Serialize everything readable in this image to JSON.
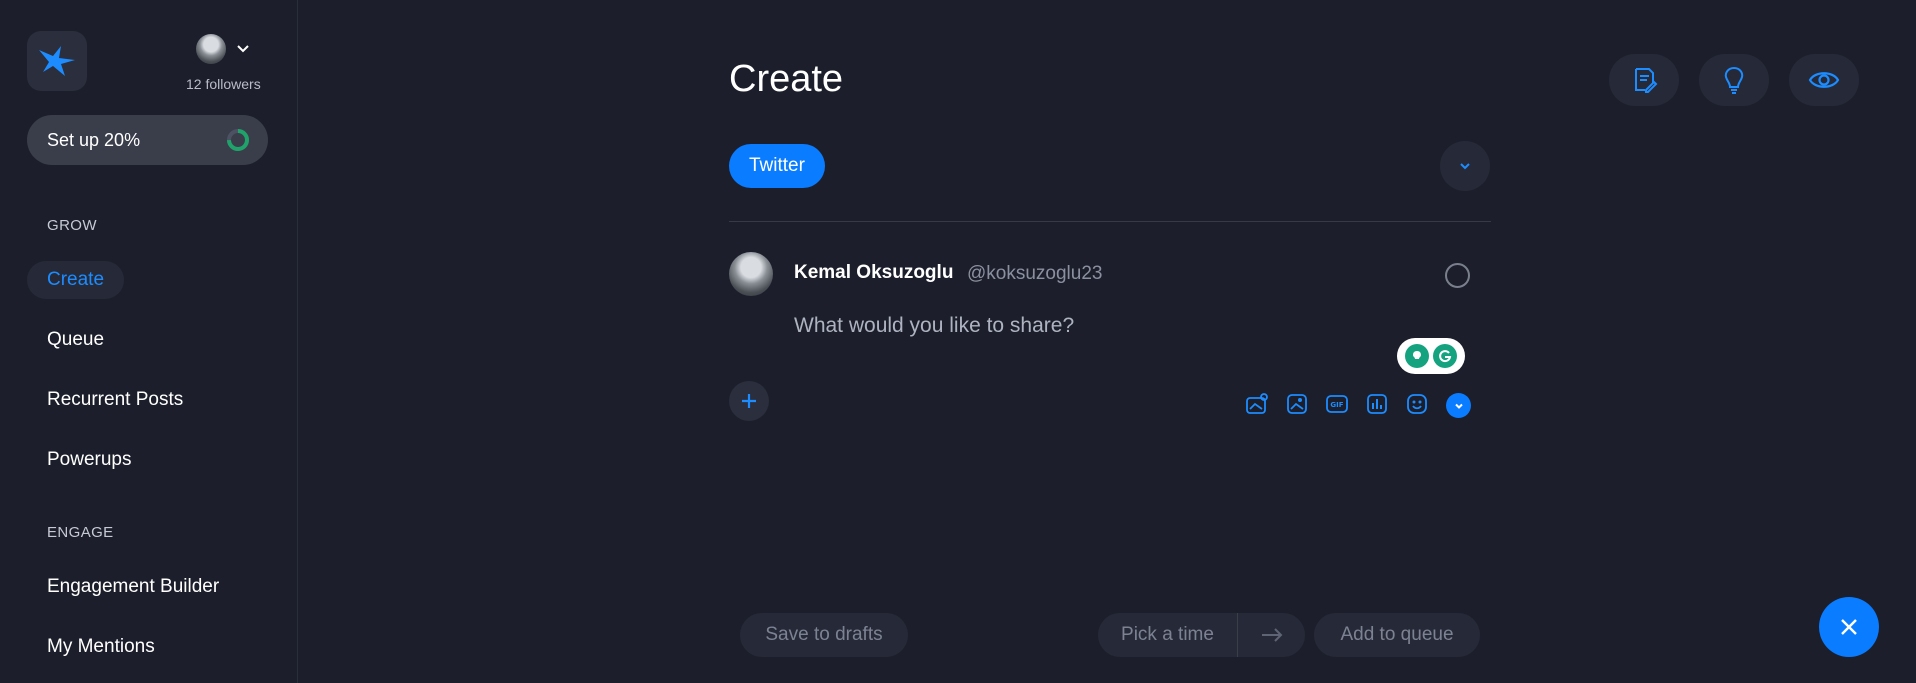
{
  "account": {
    "followers": "12 followers"
  },
  "setup": {
    "label": "Set up 20%",
    "progress": 0.2
  },
  "nav": {
    "grow_heading": "GROW",
    "grow_items": [
      "Create",
      "Queue",
      "Recurrent Posts",
      "Powerups"
    ],
    "engage_heading": "ENGAGE",
    "engage_items": [
      "Engagement Builder",
      "My Mentions"
    ],
    "active": "Create"
  },
  "main": {
    "title": "Create",
    "platform": "Twitter",
    "post": {
      "name": "Kemal Oksuzoglu",
      "handle": "@koksuzoglu23",
      "placeholder": "What would you like to share?"
    }
  },
  "actions": {
    "save_drafts": "Save to drafts",
    "pick_time": "Pick a time",
    "add_queue": "Add to queue"
  },
  "colors": {
    "background": "#1c1f2b",
    "accent": "#0a7cff",
    "surface": "#262a38"
  },
  "icons": {
    "top_buttons": [
      "notes-icon",
      "lightbulb-icon",
      "eye-icon"
    ],
    "toolbar": [
      "media-library-icon",
      "image-icon",
      "gif-icon",
      "poll-icon",
      "emoji-icon",
      "chevron-down-icon"
    ]
  }
}
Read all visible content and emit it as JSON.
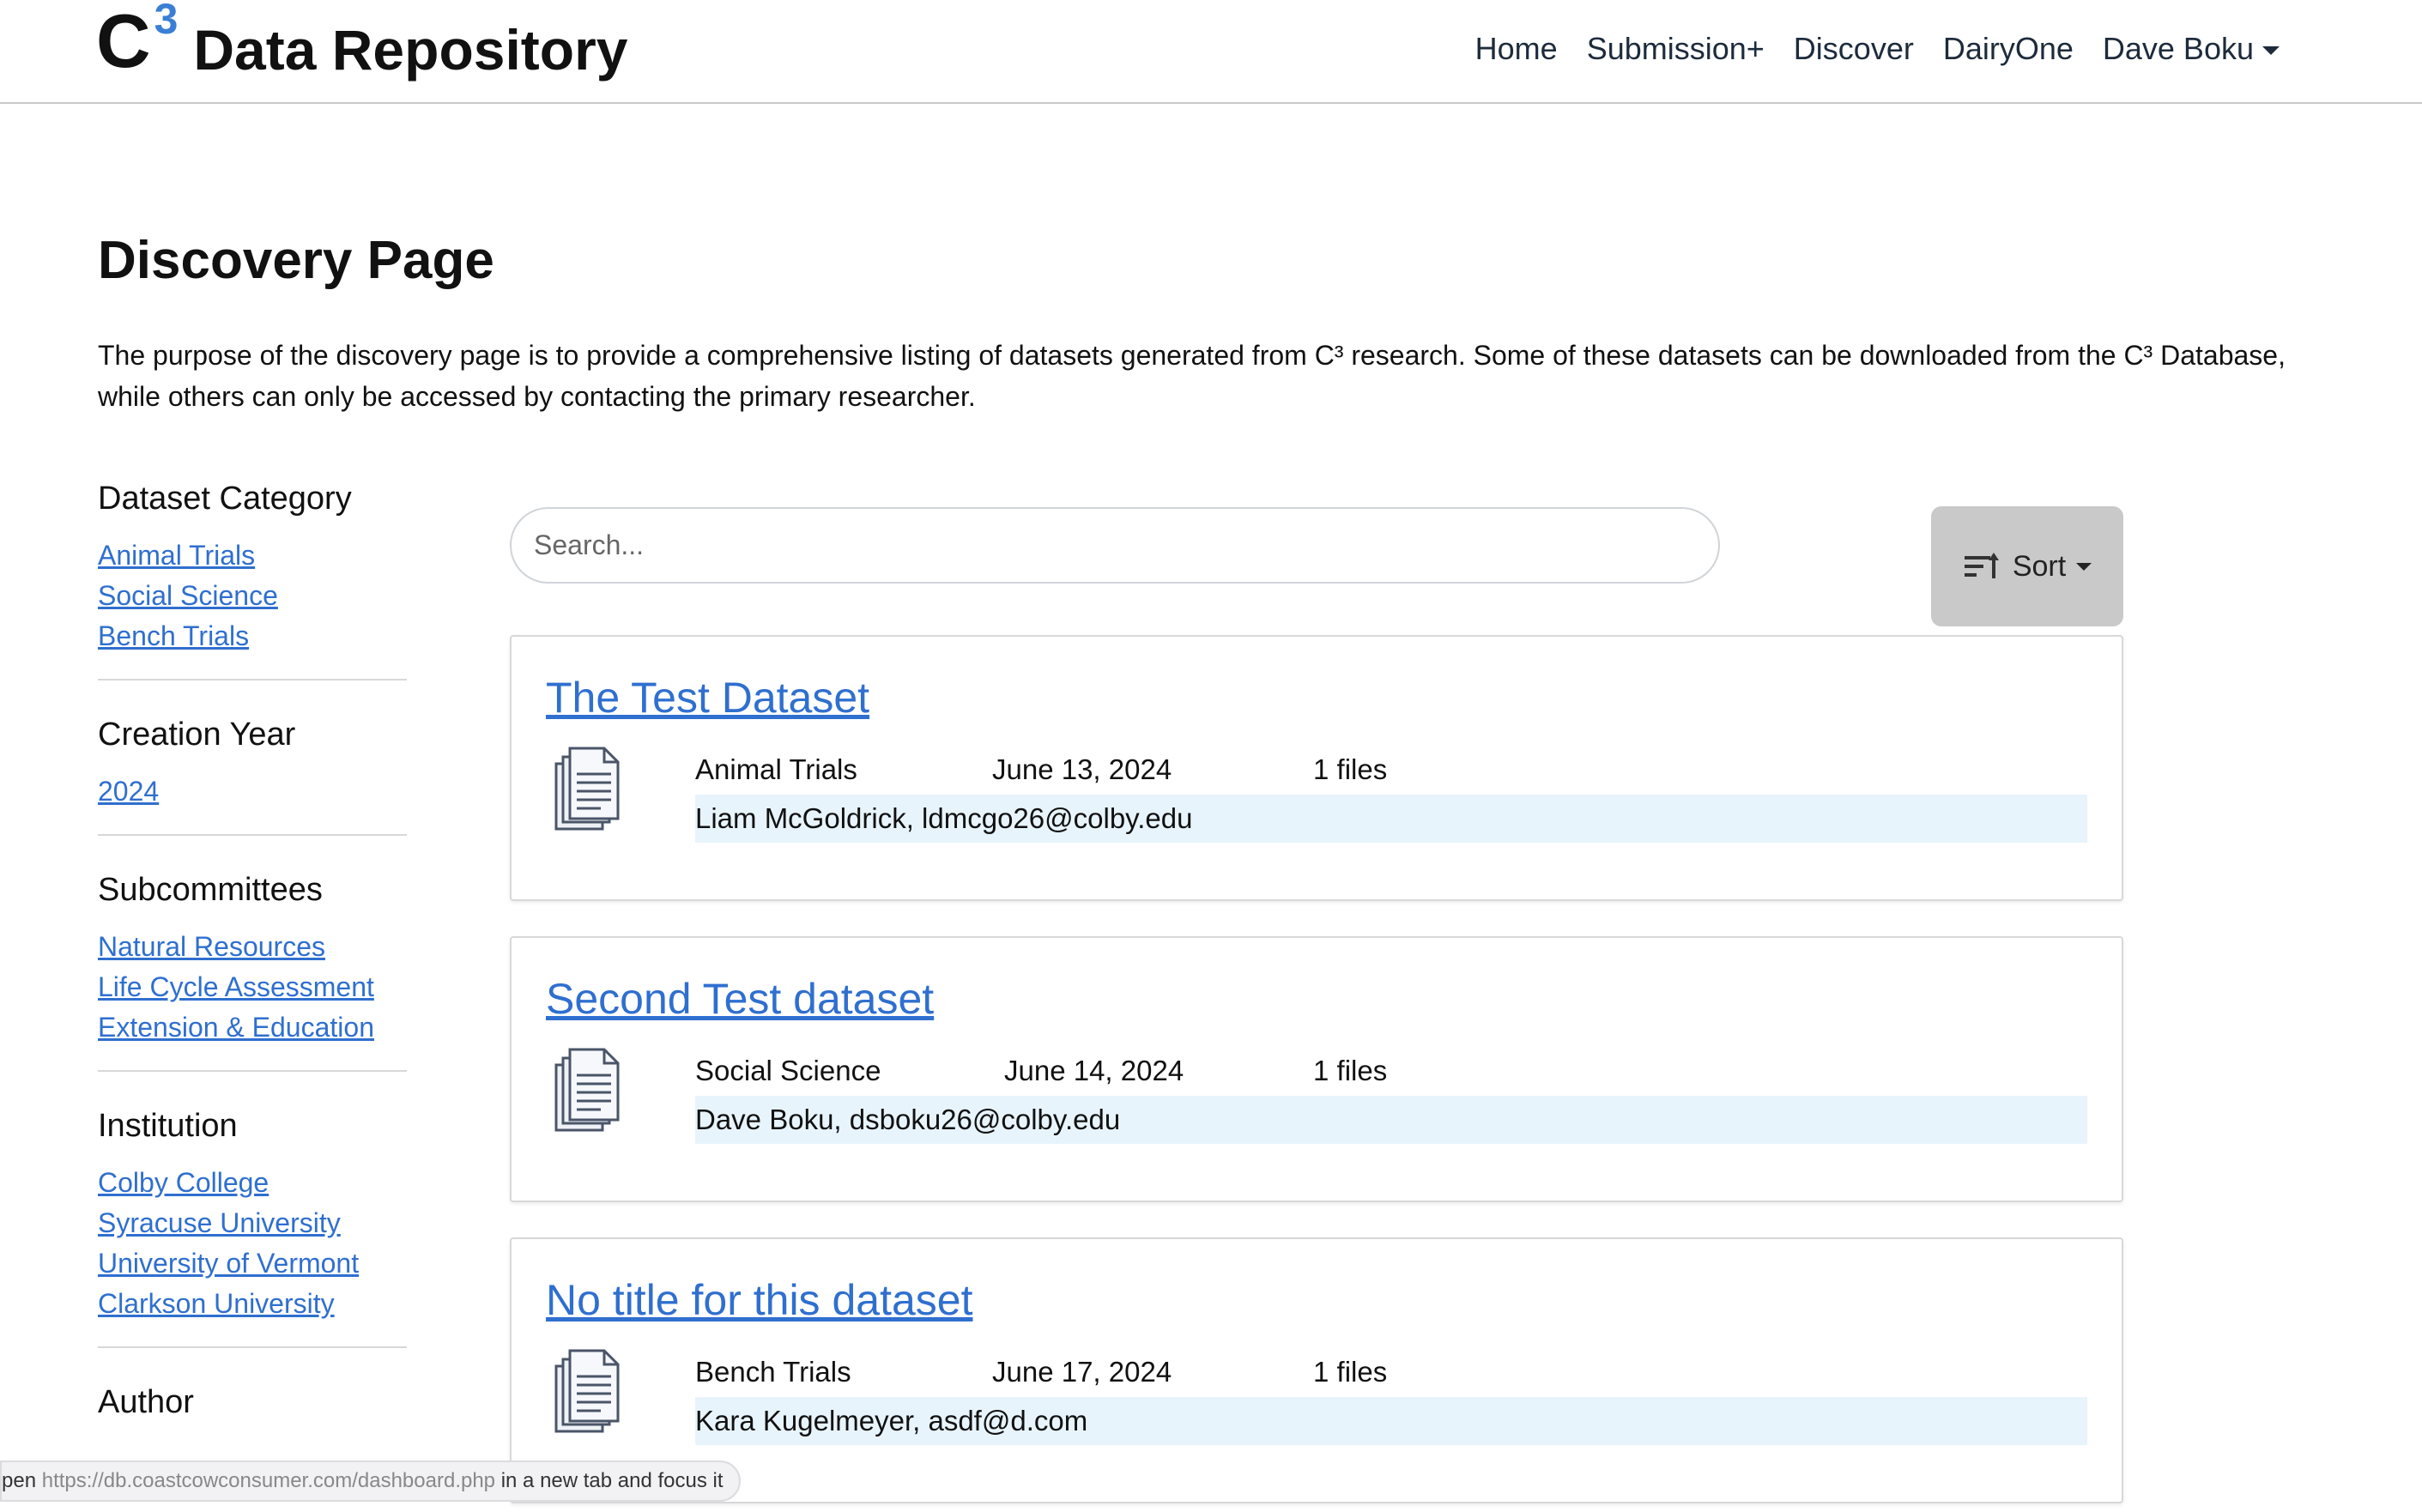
{
  "brand": {
    "letter": "C",
    "superscript": "3",
    "name": "Data Repository"
  },
  "nav": {
    "items": [
      "Home",
      "Submission+",
      "Discover",
      "DairyOne"
    ],
    "user": "Dave Boku"
  },
  "page": {
    "title": "Discovery Page",
    "intro": "The purpose of the discovery page is to provide a comprehensive listing of datasets generated from C³ research. Some of these datasets can be downloaded from the C³ Database, while others can only be accessed by contacting the primary researcher."
  },
  "sidebar": {
    "sections": [
      {
        "title": "Dataset Category",
        "links": [
          "Animal Trials",
          "Social Science",
          "Bench Trials"
        ]
      },
      {
        "title": "Creation Year",
        "links": [
          "2024"
        ]
      },
      {
        "title": "Subcommittees",
        "links": [
          "Natural Resources",
          "Life Cycle Assessment",
          "Extension & Education"
        ]
      },
      {
        "title": "Institution",
        "links": [
          "Colby College",
          "Syracuse University",
          "University of Vermont",
          "Clarkson University"
        ]
      },
      {
        "title": "Author",
        "links": []
      }
    ]
  },
  "search": {
    "placeholder": "Search..."
  },
  "sort": {
    "label": "Sort"
  },
  "datasets": [
    {
      "title": "The Test Dataset",
      "category": "Animal Trials",
      "date": "June 13, 2024",
      "files": "1 files",
      "author": "Liam McGoldrick, ldmcgo26@colby.edu"
    },
    {
      "title": "Second Test dataset",
      "category": "Social Science",
      "date": "June 14, 2024",
      "files": "1 files",
      "author": "Dave Boku, dsboku26@colby.edu"
    },
    {
      "title": "No title for this dataset",
      "category": "Bench Trials",
      "date": "June 17, 2024",
      "files": "1 files",
      "author": "Kara Kugelmeyer, asdf@d.com"
    }
  ],
  "status_bar": {
    "prefix": "pen ",
    "url": "https://db.coastcowconsumer.com/dashboard.php",
    "suffix": " in a new tab and focus it"
  }
}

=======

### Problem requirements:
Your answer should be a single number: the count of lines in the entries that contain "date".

### Answer section:
3